      Most bloggers have trouble securing an active group of blog centered regulars who comment. Forums on blogs or elsewhere are not successful unless there is a critical mass of regulars who post almost every day. We cannot embed forums into free hosted WordPress.com blogs. What we can do is register a forum online and then link to it from your blogs. By creating a custom menu we can also include a custom link in it directly to the forum we create. Here’s a custom menu walk through.

      I’d rather answer support questions on the WordPress.com support forums than on my blog. That’s why I removed my email address and my contact form but I’ll answer you hear this one time so ask away. :)

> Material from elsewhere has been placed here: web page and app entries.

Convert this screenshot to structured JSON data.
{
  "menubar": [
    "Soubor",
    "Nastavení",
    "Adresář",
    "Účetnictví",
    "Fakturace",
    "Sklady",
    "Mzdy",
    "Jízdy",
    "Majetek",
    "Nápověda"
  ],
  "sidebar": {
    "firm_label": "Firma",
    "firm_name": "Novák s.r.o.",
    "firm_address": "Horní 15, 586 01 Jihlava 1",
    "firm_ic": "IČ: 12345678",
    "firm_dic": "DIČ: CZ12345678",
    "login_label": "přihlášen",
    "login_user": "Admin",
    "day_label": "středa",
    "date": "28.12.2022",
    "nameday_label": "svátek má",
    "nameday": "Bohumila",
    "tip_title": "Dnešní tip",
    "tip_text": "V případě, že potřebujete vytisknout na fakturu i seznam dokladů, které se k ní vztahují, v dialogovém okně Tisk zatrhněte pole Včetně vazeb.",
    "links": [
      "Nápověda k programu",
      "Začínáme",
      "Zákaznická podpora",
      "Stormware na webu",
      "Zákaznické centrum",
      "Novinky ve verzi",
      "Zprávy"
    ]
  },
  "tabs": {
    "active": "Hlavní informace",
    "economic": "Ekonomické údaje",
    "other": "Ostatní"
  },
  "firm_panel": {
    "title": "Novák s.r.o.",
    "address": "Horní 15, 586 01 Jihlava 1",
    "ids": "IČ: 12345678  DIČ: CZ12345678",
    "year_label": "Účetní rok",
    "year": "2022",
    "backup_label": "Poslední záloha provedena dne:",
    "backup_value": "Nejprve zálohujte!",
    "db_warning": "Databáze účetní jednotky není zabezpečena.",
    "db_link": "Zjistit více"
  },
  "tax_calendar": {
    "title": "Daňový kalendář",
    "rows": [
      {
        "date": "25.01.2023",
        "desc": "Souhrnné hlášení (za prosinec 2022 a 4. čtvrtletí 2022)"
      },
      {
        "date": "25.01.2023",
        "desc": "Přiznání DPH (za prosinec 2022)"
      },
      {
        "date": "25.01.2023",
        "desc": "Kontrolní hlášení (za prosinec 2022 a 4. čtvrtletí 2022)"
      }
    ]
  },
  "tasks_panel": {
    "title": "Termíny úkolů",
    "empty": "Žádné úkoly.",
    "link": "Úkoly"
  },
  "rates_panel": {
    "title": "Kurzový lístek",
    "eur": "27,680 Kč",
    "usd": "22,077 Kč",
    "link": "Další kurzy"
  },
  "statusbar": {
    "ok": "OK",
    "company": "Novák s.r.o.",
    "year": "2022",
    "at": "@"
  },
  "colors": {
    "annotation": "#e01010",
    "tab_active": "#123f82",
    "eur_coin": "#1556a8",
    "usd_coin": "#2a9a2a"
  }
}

      • Howdy,
        I guess my “Ask Timethief” section on your website isn’t going to fly…? Too many questions! I will take you up on the one time, thanks.

        This isn’t for my site. I’m just curious about those forums that have a status section by people’s names. It will say “new/junior/full/senior” member by their name and the status depends on how often they post. I’m wondering two things. One, what’s your opinion on this format. And two, is there any documentation or studies for internet forums/formats that show how this type or other type works or doesn’t work well? THANKS, Timethief ;o)

        • Hi again,
          No an “ask Timethief” section here is not going to fly. I spend hours almost every day answering support forum questions. Aside from those hours I work and I also blog.

          I don’t have any experience with forums such as the ones you describe. So I’m sorry but I don’t have any leads I can give you to any studies re:online forum formats.

  6. What a start to the year for you, in all sorts of ways. That we get to share certain of our trials and tribulations which indeed take us back to our primeval roots. All best to you!

    I have so many mixed feelings about the whole social media business. My friends seem to think I am Mistress Techie (!) but these same friends forget I am stranded, so many time zones away from the face time with friends and family. And Facebook is not top of my list . . .

    • Hi Patti,
      It was not auspicious start to the year for me but I have high hopes for improvement. I too have mixed feelings about social networking. My blogging time is limited as I have so much to do to earn an income and a home life to maintain too. Relationships with family and close friends are where I invest most of my free time. Facebook does not top my list of social networking sites. I’m more attracted to Google Plus than FB, but I really don’t know how to manage my time any better than I do now and social networking is a time suck.

  7. Sorry you have had a difficult start to the year.

    But what an interesting post. I wonder whether Mark Zuckerberg read about the Hadza? I recall he was interested in psychology as well as in computers at college.

    • Hi Dave,
      Last week was a terrible week for us. Shipments both in and out came to a halt. No power means no water as we have a deep well submersible pump that needs electricity to operate. We had to carry in water and we had to clear our very long driveway so emergency vehicles could get in and we could get out. Add on splitting kindling and firewood and carrying it in and we had a reality check. For millenniums humans were solely primarily on getting through each day and that’s where we were at. It was a humbling and very frustrating break.

      As For Zuckerberg Deseret News quotes him saying:

      “All of these problems at the end of the day are human problems,” he said. “I think that that’s one of the core insights that we try to apply to developing Facebook. What [people are] really interested in is what’s going on with the people they care about. It’s all about giving people the tools and controls that they need to be comfortable sharing the information that they want. If you do that, you create a very valuable service. It’s as much psychology and sociology as it is technology.”

Comments are closed.